(Supplied material)
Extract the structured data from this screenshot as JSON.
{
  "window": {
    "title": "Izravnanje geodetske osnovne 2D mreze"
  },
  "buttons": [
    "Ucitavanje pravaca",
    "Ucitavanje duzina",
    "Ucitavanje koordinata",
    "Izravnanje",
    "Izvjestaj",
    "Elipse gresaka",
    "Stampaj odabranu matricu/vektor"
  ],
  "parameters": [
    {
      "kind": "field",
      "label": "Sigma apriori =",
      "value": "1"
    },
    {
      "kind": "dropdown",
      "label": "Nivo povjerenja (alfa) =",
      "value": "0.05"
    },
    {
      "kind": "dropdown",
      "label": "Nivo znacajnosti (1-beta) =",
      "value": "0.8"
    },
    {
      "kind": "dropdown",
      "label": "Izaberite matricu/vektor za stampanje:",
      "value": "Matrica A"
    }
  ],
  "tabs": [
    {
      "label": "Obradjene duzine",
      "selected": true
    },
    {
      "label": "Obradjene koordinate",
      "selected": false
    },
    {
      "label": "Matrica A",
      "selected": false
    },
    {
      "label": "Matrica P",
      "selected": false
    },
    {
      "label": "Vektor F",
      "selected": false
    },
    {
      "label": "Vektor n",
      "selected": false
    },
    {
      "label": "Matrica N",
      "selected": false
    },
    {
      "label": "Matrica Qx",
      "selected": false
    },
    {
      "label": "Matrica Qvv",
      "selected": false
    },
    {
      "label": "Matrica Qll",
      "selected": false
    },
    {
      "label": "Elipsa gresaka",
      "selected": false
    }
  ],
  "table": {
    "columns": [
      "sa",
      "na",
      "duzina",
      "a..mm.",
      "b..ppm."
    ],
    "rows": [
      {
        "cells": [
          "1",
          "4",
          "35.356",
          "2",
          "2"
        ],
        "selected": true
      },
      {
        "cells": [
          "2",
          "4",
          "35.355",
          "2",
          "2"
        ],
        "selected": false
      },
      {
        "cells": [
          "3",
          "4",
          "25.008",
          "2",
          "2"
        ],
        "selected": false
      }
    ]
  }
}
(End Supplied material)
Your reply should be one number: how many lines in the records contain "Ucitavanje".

3